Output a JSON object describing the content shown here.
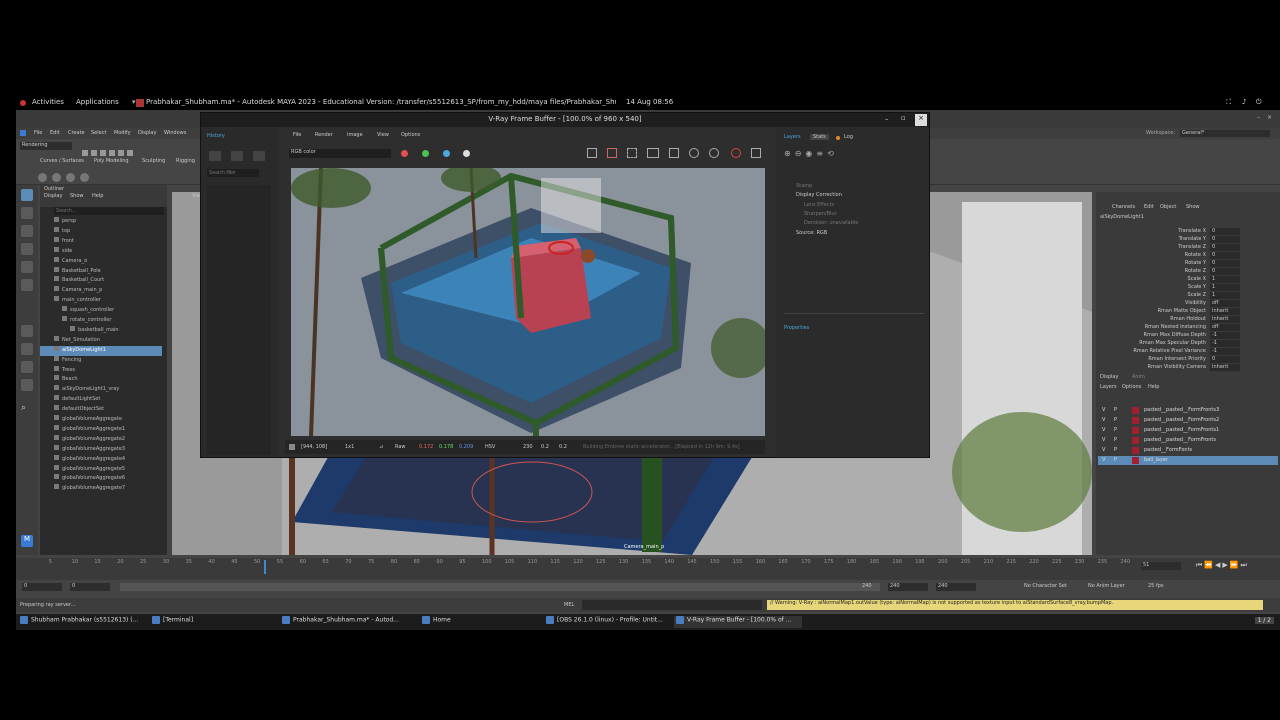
{
  "topbar": {
    "activities": "Activities",
    "applications": "Applications",
    "window_title": "Prabhakar_Shubham.ma* - Autodesk MAYA 2023 - Educational Version: /transfer/s5512613_SP/from_my_hdd/maya files/Prabhakar_Shu...",
    "clock": "14 Aug 08:56"
  },
  "maya": {
    "menu": [
      "File",
      "Edit",
      "Create",
      "Select",
      "Modify",
      "Display",
      "Windows"
    ],
    "mode": "Rendering",
    "shelf_tabs": [
      "Curves / Surfaces",
      "Poly Modeling",
      "Sculpting",
      "Rigging"
    ],
    "workspace_label": "Workspace:",
    "workspace_value": "General*",
    "outliner": {
      "title": "Outliner",
      "menu": [
        "Display",
        "Show",
        "Help"
      ],
      "search_placeholder": "Search...",
      "items": [
        {
          "label": "persp",
          "selected": false,
          "indent": 1
        },
        {
          "label": "top",
          "selected": false,
          "indent": 1
        },
        {
          "label": "front",
          "selected": false,
          "indent": 1
        },
        {
          "label": "side",
          "selected": false,
          "indent": 1
        },
        {
          "label": "Camera_o",
          "selected": false,
          "indent": 1
        },
        {
          "label": "Basketball_Pole",
          "selected": false,
          "indent": 1
        },
        {
          "label": "Basketball_Court",
          "selected": false,
          "indent": 1
        },
        {
          "label": "Camera_main_p",
          "selected": false,
          "indent": 1
        },
        {
          "label": "main_controller",
          "selected": false,
          "indent": 1
        },
        {
          "label": "squash_controller",
          "selected": false,
          "indent": 2
        },
        {
          "label": "rotate_controller",
          "selected": false,
          "indent": 2
        },
        {
          "label": "basketball_main",
          "selected": false,
          "indent": 3
        },
        {
          "label": "Net_Simulation",
          "selected": false,
          "indent": 1
        },
        {
          "label": "aiSkyDomeLight1",
          "selected": true,
          "indent": 1
        },
        {
          "label": "Fencing",
          "selected": false,
          "indent": 1
        },
        {
          "label": "Trees",
          "selected": false,
          "indent": 1
        },
        {
          "label": "Beach",
          "selected": false,
          "indent": 1
        },
        {
          "label": "aiSkyDomeLight1_vray",
          "selected": false,
          "indent": 1
        },
        {
          "label": "defaultLightSet",
          "selected": false,
          "indent": 1
        },
        {
          "label": "defaultObjectSet",
          "selected": false,
          "indent": 1
        },
        {
          "label": "globalVolumeAggregate",
          "selected": false,
          "indent": 1
        },
        {
          "label": "globalVolumeAggregate1",
          "selected": false,
          "indent": 1
        },
        {
          "label": "globalVolumeAggregate2",
          "selected": false,
          "indent": 1
        },
        {
          "label": "globalVolumeAggregate3",
          "selected": false,
          "indent": 1
        },
        {
          "label": "globalVolumeAggregate4",
          "selected": false,
          "indent": 1
        },
        {
          "label": "globalVolumeAggregate5",
          "selected": false,
          "indent": 1
        },
        {
          "label": "globalVolumeAggregate6",
          "selected": false,
          "indent": 1
        },
        {
          "label": "globalVolumeAggregate7",
          "selected": false,
          "indent": 1
        }
      ]
    },
    "viewport_menu": [
      "View"
    ],
    "camera_label": "Camera_main_p",
    "channel_box": {
      "menu": [
        "Channels",
        "Edit",
        "Object",
        "Show"
      ],
      "node": "aiSkyDomeLight1",
      "attrs": [
        {
          "name": "Translate X",
          "value": "0"
        },
        {
          "name": "Translate Y",
          "value": "0"
        },
        {
          "name": "Translate Z",
          "value": "0"
        },
        {
          "name": "Rotate X",
          "value": "0"
        },
        {
          "name": "Rotate Y",
          "value": "0"
        },
        {
          "name": "Rotate Z",
          "value": "0"
        },
        {
          "name": "Scale X",
          "value": "1"
        },
        {
          "name": "Scale Y",
          "value": "1"
        },
        {
          "name": "Scale Z",
          "value": "1"
        },
        {
          "name": "Visibility",
          "value": "off"
        },
        {
          "name": "Rman Matte Object",
          "value": "Inherit"
        },
        {
          "name": "Rman Holdout",
          "value": "Inherit"
        },
        {
          "name": "Rman Nested Instancing",
          "value": "off"
        },
        {
          "name": "Rman Max Diffuse Depth",
          "value": "-1"
        },
        {
          "name": "Rman Max Specular Depth",
          "value": "-1"
        },
        {
          "name": "Rman Relative Pixel Variance",
          "value": "-1"
        },
        {
          "name": "Rman Intersect Priority",
          "value": "0"
        },
        {
          "name": "Rman Visibility Camera",
          "value": "Inherit"
        }
      ],
      "tabs": [
        "Display",
        "Anim"
      ],
      "layer_menu": [
        "Layers",
        "Options",
        "Help"
      ],
      "layers": [
        {
          "v": "V",
          "p": "P",
          "name": "pasted__pasted__FormFronts3",
          "selected": false
        },
        {
          "v": "V",
          "p": "P",
          "name": "pasted__pasted__FormFronts2",
          "selected": false
        },
        {
          "v": "V",
          "p": "P",
          "name": "pasted__pasted__FormFronts1",
          "selected": false
        },
        {
          "v": "V",
          "p": "P",
          "name": "pasted__pasted__FormFronts",
          "selected": false
        },
        {
          "v": "V",
          "p": "P",
          "name": "pasted__FormFonts",
          "selected": false
        },
        {
          "v": "V",
          "p": "P",
          "name": "ball_layer",
          "selected": true
        }
      ]
    },
    "timeline": {
      "ticks": [
        "5",
        "10",
        "15",
        "20",
        "25",
        "30",
        "35",
        "40",
        "45",
        "50",
        "55",
        "60",
        "65",
        "70",
        "75",
        "80",
        "85",
        "90",
        "95",
        "100",
        "105",
        "110",
        "115",
        "120",
        "125",
        "130",
        "135",
        "140",
        "145",
        "150",
        "155",
        "160",
        "165",
        "170",
        "175",
        "180",
        "185",
        "190",
        "195",
        "200",
        "205",
        "210",
        "215",
        "220",
        "225",
        "230",
        "235",
        "240"
      ],
      "current_frame": "51"
    },
    "range": {
      "start": "0",
      "start2": "0",
      "end1": "240",
      "end2": "240",
      "end3": "240",
      "char_set": "No Character Set",
      "anim_layer": "No Anim Layer",
      "fps": "25 fps"
    },
    "mel_label": "MEL",
    "status": "Preparing ray server...",
    "warning": "// Warning: V-Ray : aiNormalMap1.outValue (type: aiNormalMap) is not supported as texture input to aiStandardSurface8_vray.bumpMap."
  },
  "vfb": {
    "title": "V-Ray Frame Buffer - [100.0% of 960 x 540]",
    "history_tab": "History",
    "history_search": "Search filter",
    "menu": [
      "File",
      "Render",
      "Image",
      "View",
      "Options"
    ],
    "channel": "RGB color",
    "status": {
      "coords": "[944, 108]",
      "zoom": "1x1",
      "raw": "Raw",
      "r": "0.172",
      "g": "0.178",
      "b": "0.209",
      "mode": "HSV",
      "h": "230",
      "s": "0.2",
      "v": "0.2",
      "info": "Building Embree static accelerator... [Elapsed in 12h 9m: 9.4s]"
    },
    "side_tabs": [
      "Layers",
      "Stats",
      "Log"
    ],
    "layers": [
      "Stamp",
      "Display Correction",
      "Lens Effects",
      "Sharpen/Blur",
      "Denoiser: unavailable",
      "Source: RGB"
    ],
    "properties": "Properties",
    "dots": [
      "#e05050",
      "#50c050",
      "#4aa8e0"
    ]
  },
  "taskbar": {
    "items": [
      {
        "label": "Shubham Prabhakar (s5512613) (...",
        "active": false
      },
      {
        "label": "[Terminal]",
        "active": false
      },
      {
        "label": "Prabhakar_Shubham.ma* - Autod...",
        "active": false
      },
      {
        "label": "Home",
        "active": false
      },
      {
        "label": "[OBS 26.1.0 (linux) - Profile: Untit...",
        "active": false
      },
      {
        "label": "V-Ray Frame Buffer - [100.0% of ...",
        "active": true
      }
    ],
    "workspace": "1 / 2"
  }
}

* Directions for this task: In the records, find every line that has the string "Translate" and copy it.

* Response to this task:
          "name": "Translate X",
          "name": "Translate Y",
          "name": "Translate Z",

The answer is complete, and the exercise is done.